CSU Fullerton, CSU Chico, CSU Channel Islands, and CSU Stanislaus tested the innovative technology services for direct student requests and library purchase of copyright cleared articles not in the CSU Electronic Core Collection. The estimated saving for campuses is approximately 25 percent of current library costs. The technology can be used to create e-course packs of library materials in timely and cost-effective ways.
CSU Fullerton, CSU Long Beach, CSU San Bernardino, and CSU Dominguez Hills will be piloting the “License Model” for e-course materials that reduces the cost to 35 percent of new textbook costs. Five to 10 faculty per campus will be choosing the e-format for their currently selected textbooks and will require all students to purchase the materials. If students want a custom, low-cost printing of the e-textbook, they can request the bookstore to produce the custom print for an additional, small fee.
Many CSU campuses and their bookstores also provide used books, buy back books, provide rental programs on select books, and manage a book exchange, all of which save students money. In summary, CSU campuses are putting a variety of plans into action that will save students money on their instructional content.
Leveraging 10+ Years of CSU Expertise
The CSU has been an innovation leader in developing and delivering digital scholarly and instructional content for the past decade.
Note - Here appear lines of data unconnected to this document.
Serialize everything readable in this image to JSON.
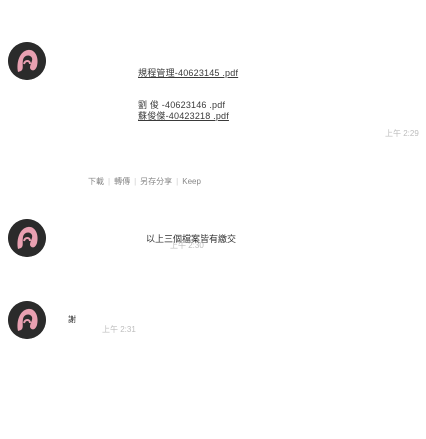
{
  "messages": [
    {
      "lines": [
        "規程管理-40623145 .pdf",
        "劉 俊 -40623146 .pdf",
        "蘇俊傑-40423218 .pdf"
      ],
      "time": "上午 2:29",
      "actions": [
        "下載",
        "轉傳",
        "另存分享",
        "Keep"
      ]
    },
    {
      "text": "以上三個檔案皆有繳交",
      "time": "上午 2:30"
    },
    {
      "text": "謝",
      "time": "上午 2:31"
    }
  ],
  "icons": {
    "avatar": "person-avatar-icon"
  },
  "colors": {
    "avatar_bg": "#2b2b2b",
    "avatar_fg": "#e9a0b1"
  }
}
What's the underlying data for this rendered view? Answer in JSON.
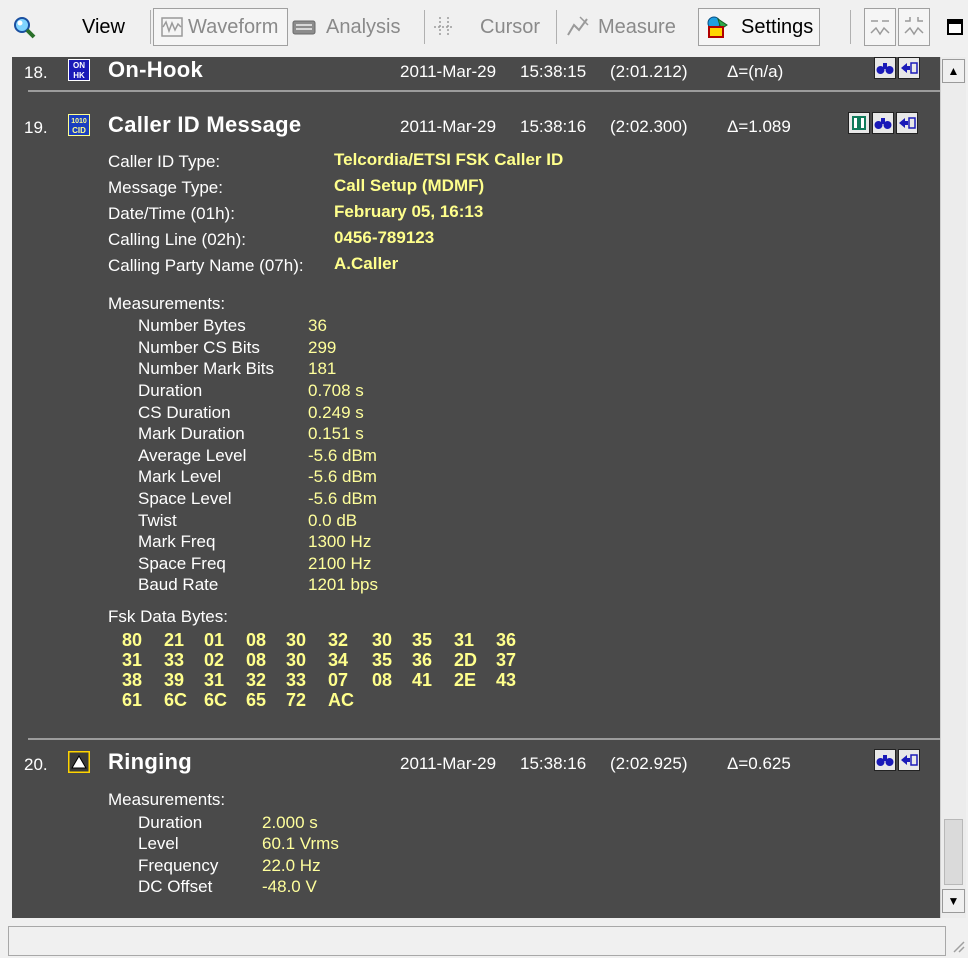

Some examples of programs, projects, and services that can be leveraged by the Affordable Learning Solutions Campaign are:
The CSU’s MERLOT project(Multimedia Educational Resources for Learning and Online Teaching at is a CSU-led worldwide digital library of over 21,000 free online instructional multimedia materials (e.g. simulations, tutorials, collections, animations). MERLOT is also a gateway to over a 100,000 free online course materials from digital libraries across the world (e.g., National Science Digital Library, Rice University’s Connexions project).
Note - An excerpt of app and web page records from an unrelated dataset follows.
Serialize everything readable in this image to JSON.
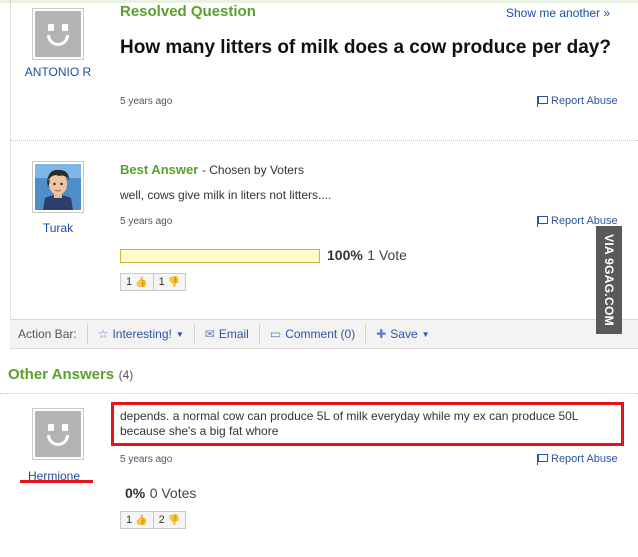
{
  "question": {
    "status_label": "Resolved Question",
    "show_another": "Show me another »",
    "title": "How many litters of milk does a cow produce per day?",
    "asker": "ANTONIO R",
    "age": "5 years ago",
    "report": "Report Abuse"
  },
  "best_answer": {
    "label": "Best Answer",
    "chosen_by": "- Chosen by Voters",
    "text": "well, cows give milk in liters not litters....",
    "user": "Turak",
    "age": "5 years ago",
    "report": "Report Abuse",
    "vote_percent": "100%",
    "vote_count": "1 Vote",
    "vote_fraction": 1.0,
    "thumbs_up": "1",
    "thumbs_down": "1"
  },
  "action_bar": {
    "label": "Action Bar:",
    "interesting": "Interesting!",
    "email": "Email",
    "comment": "Comment (0)",
    "save": "Save"
  },
  "other_answers": {
    "title": "Other Answers",
    "count": "(4)",
    "items": [
      {
        "user": "Hermione",
        "text": "depends. a normal cow can produce 5L of milk everyday while my ex can produce 50L because she's a big fat whore",
        "age": "5 years ago",
        "report": "Report Abuse",
        "vote_percent": "0%",
        "vote_count": "0 Votes",
        "thumbs_up": "1",
        "thumbs_down": "2"
      }
    ]
  },
  "watermark": "VIA 9GAG.COM",
  "colors": {
    "accent_green": "#5aa02c",
    "link_blue": "#1a4ea8",
    "highlight_red": "#e3141a"
  }
}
The CSU Digital Marketplace project is in a pilot phase of providing technology services to support compliance with the federal Higher Education Opportunities Act, section 508 accessibility requirements, and California Education Code Section 66406.7 (College Textbook Transparency Act). The Digital Marketplace was recognized in the 2007 US Congressional Report, Turn the Page, and the 2008 California Bureau of State Auditor Report on Textbook Affordability as the strategic solution to many textbook affordability challenges.
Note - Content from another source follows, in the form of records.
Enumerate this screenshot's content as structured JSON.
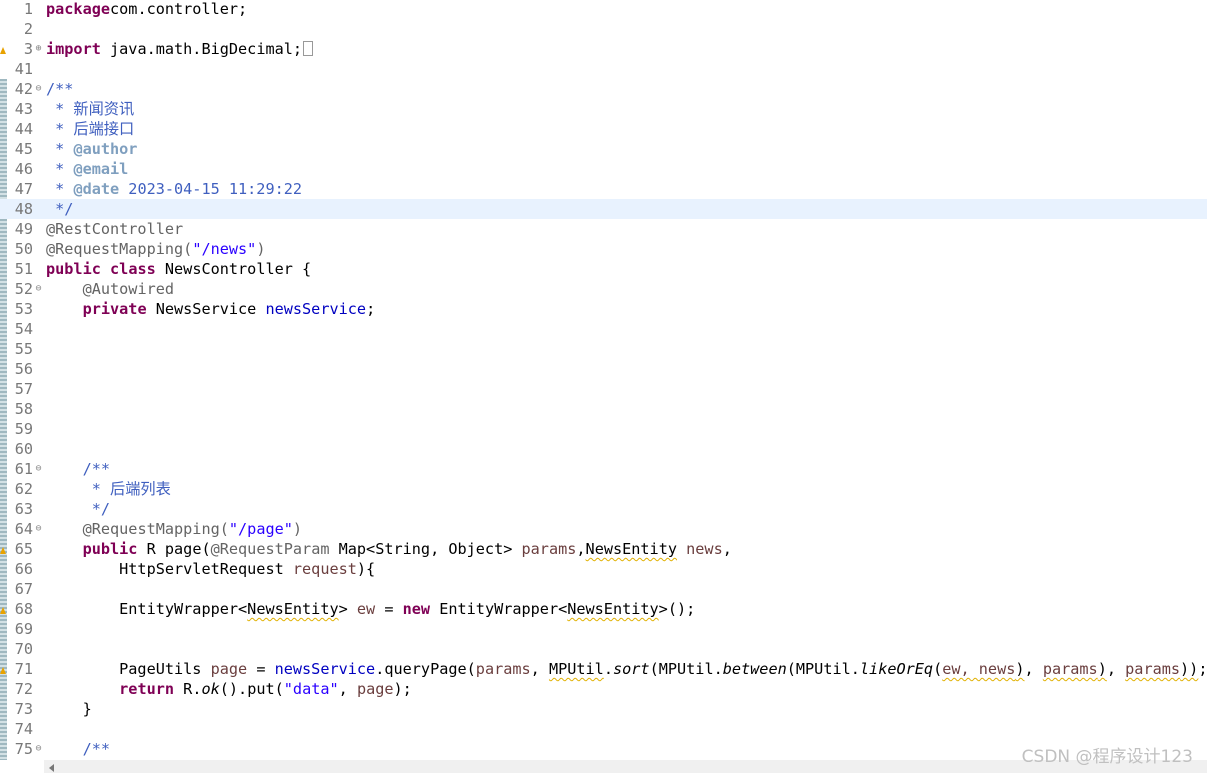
{
  "lines": [
    {
      "n": "1",
      "t": [
        [
          "k",
          "package"
        ],
        [
          "",
          "com.controller;"
        ]
      ]
    },
    {
      "n": "2",
      "t": []
    },
    {
      "n": "3",
      "fold": "+",
      "warn": true,
      "t": [
        [
          "k",
          "import"
        ],
        [
          "",
          " java.math.BigDecimal;"
        ]
      ],
      "box": true
    },
    {
      "n": "41",
      "t": []
    },
    {
      "n": "42",
      "fold": "-",
      "t": [
        [
          "c",
          "/**"
        ]
      ]
    },
    {
      "n": "43",
      "t": [
        [
          "c",
          " * 新闻资讯"
        ]
      ]
    },
    {
      "n": "44",
      "t": [
        [
          "c",
          " * 后端接口"
        ]
      ]
    },
    {
      "n": "45",
      "t": [
        [
          "c",
          " * "
        ],
        [
          "tag",
          "@author"
        ]
      ]
    },
    {
      "n": "46",
      "t": [
        [
          "c",
          " * "
        ],
        [
          "tag",
          "@email"
        ]
      ]
    },
    {
      "n": "47",
      "t": [
        [
          "c",
          " * "
        ],
        [
          "tag",
          "@date"
        ],
        [
          "c",
          " 2023-04-15 11:29:22"
        ]
      ]
    },
    {
      "n": "48",
      "hl": true,
      "t": [
        [
          "c",
          " */"
        ]
      ]
    },
    {
      "n": "49",
      "t": [
        [
          "a",
          "@RestController"
        ]
      ]
    },
    {
      "n": "50",
      "t": [
        [
          "a",
          "@RequestMapping("
        ],
        [
          "s",
          "\"/news\""
        ],
        [
          "a",
          ")"
        ]
      ]
    },
    {
      "n": "51",
      "t": [
        [
          "k",
          "public"
        ],
        [
          "",
          " "
        ],
        [
          "k",
          "class"
        ],
        [
          "",
          " NewsController {"
        ]
      ]
    },
    {
      "n": "52",
      "fold": "-",
      "t": [
        [
          "",
          "    "
        ],
        [
          "a",
          "@Autowired"
        ]
      ]
    },
    {
      "n": "53",
      "t": [
        [
          "",
          "    "
        ],
        [
          "k",
          "private"
        ],
        [
          "",
          " NewsService "
        ],
        [
          "f",
          "newsService"
        ],
        [
          "",
          ";"
        ]
      ]
    },
    {
      "n": "54",
      "t": []
    },
    {
      "n": "55",
      "t": []
    },
    {
      "n": "56",
      "t": []
    },
    {
      "n": "57",
      "t": []
    },
    {
      "n": "58",
      "t": []
    },
    {
      "n": "59",
      "t": []
    },
    {
      "n": "60",
      "t": []
    },
    {
      "n": "61",
      "fold": "-",
      "t": [
        [
          "",
          "    "
        ],
        [
          "c",
          "/**"
        ]
      ]
    },
    {
      "n": "62",
      "t": [
        [
          "",
          "    "
        ],
        [
          "c",
          " * 后端列表"
        ]
      ]
    },
    {
      "n": "63",
      "t": [
        [
          "",
          "    "
        ],
        [
          "c",
          " */"
        ]
      ]
    },
    {
      "n": "64",
      "fold": "-",
      "t": [
        [
          "",
          "    "
        ],
        [
          "a",
          "@RequestMapping("
        ],
        [
          "s",
          "\"/page\""
        ],
        [
          "a",
          ")"
        ]
      ]
    },
    {
      "n": "65",
      "warn": true,
      "t": [
        [
          "",
          "    "
        ],
        [
          "k",
          "public"
        ],
        [
          "",
          " R page("
        ],
        [
          "a",
          "@RequestParam"
        ],
        [
          "",
          " Map<String, Object> "
        ],
        [
          "v",
          "params"
        ],
        [
          "",
          ","
        ],
        [
          "sq",
          "NewsEntity"
        ],
        [
          "",
          " "
        ],
        [
          "v",
          "news"
        ],
        [
          "",
          ","
        ]
      ]
    },
    {
      "n": "66",
      "t": [
        [
          "",
          "        HttpServletRequest "
        ],
        [
          "v",
          "request"
        ],
        [
          "",
          "){"
        ]
      ]
    },
    {
      "n": "67",
      "t": []
    },
    {
      "n": "68",
      "warn": true,
      "t": [
        [
          "",
          "        EntityWrapper<"
        ],
        [
          "sq",
          "NewsEntity"
        ],
        [
          "",
          "> "
        ],
        [
          "v",
          "ew"
        ],
        [
          "",
          " = "
        ],
        [
          "k",
          "new"
        ],
        [
          "",
          " EntityWrapper<"
        ],
        [
          "sq",
          "NewsEntity"
        ],
        [
          "",
          ">();"
        ]
      ]
    },
    {
      "n": "69",
      "t": []
    },
    {
      "n": "70",
      "t": []
    },
    {
      "n": "71",
      "warn": true,
      "t": [
        [
          "",
          "        PageUtils "
        ],
        [
          "v",
          "page"
        ],
        [
          "",
          " = "
        ],
        [
          "f",
          "newsService"
        ],
        [
          "",
          ".queryPage("
        ],
        [
          "v",
          "params"
        ],
        [
          "",
          ", "
        ],
        [
          "sq",
          "MPUtil"
        ],
        [
          "",
          "."
        ],
        [
          "i",
          "sort"
        ],
        [
          "",
          "(MPUtil."
        ],
        [
          "i",
          "between"
        ],
        [
          "",
          "(MPUtil."
        ],
        [
          "i",
          "likeOrEq"
        ],
        [
          "",
          "("
        ],
        [
          "sqv",
          "ew, news"
        ],
        [
          "sq",
          ")"
        ],
        [
          "",
          ", "
        ],
        [
          "sqv",
          "params"
        ],
        [
          "sq",
          ")"
        ],
        [
          "",
          ", "
        ],
        [
          "sqv",
          "params"
        ],
        [
          "sq",
          "))"
        ],
        [
          "",
          ";"
        ]
      ]
    },
    {
      "n": "72",
      "t": [
        [
          "",
          "        "
        ],
        [
          "k",
          "return"
        ],
        [
          "",
          " R."
        ],
        [
          "i",
          "ok"
        ],
        [
          "",
          "().put("
        ],
        [
          "s",
          "\"data\""
        ],
        [
          "",
          ", "
        ],
        [
          "v",
          "page"
        ],
        [
          "",
          ");"
        ]
      ]
    },
    {
      "n": "73",
      "t": [
        [
          "",
          "    }"
        ]
      ]
    },
    {
      "n": "74",
      "t": []
    },
    {
      "n": "75",
      "fold": "-",
      "t": [
        [
          "",
          "    "
        ],
        [
          "c",
          "/**"
        ]
      ]
    }
  ],
  "watermark": "CSDN @程序设计123",
  "colors": {
    "keyword": "#7f0055",
    "string": "#2a00ff",
    "comment": "#3f5fbf",
    "annotation": "#646464",
    "field": "#0000c0",
    "variable": "#6a3e3e",
    "highlight": "#e8f2fe"
  }
}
The CSU’s Digital Library Services provides a baseline for every CSU student on every CSU campus with a systemwide Electronic Core Collection of e-journals and e-books, along with powerful and easy to use discovery and content management tools.
The CSU Affordable Learning Solutions Campaign will help provide CSU faculty, staff, and students the information, training, and support to choose more affordable academic content that significantly reduces the cost of education for students and enables a quality learning experience. It will be easier for faculty and students to make choices for no/low cost content and for faculty and students to be successful in their teaching and learning with more affordable content. Faculty and staff will be recognized for lowering the cost of education for students. Affordable Learning Solutions will leverage the CSU’s investments and integrate MERLOT, the CSU Digital Library Services, and the Digital Marketplace projects into coherent and easy-to-use collections of no/low cost resources and services. It will offer a growing set of technology tools and services that will enable campuses, faculty, staff, and students to lower the cost of content in scalable, sustainable, and cost-effective ways.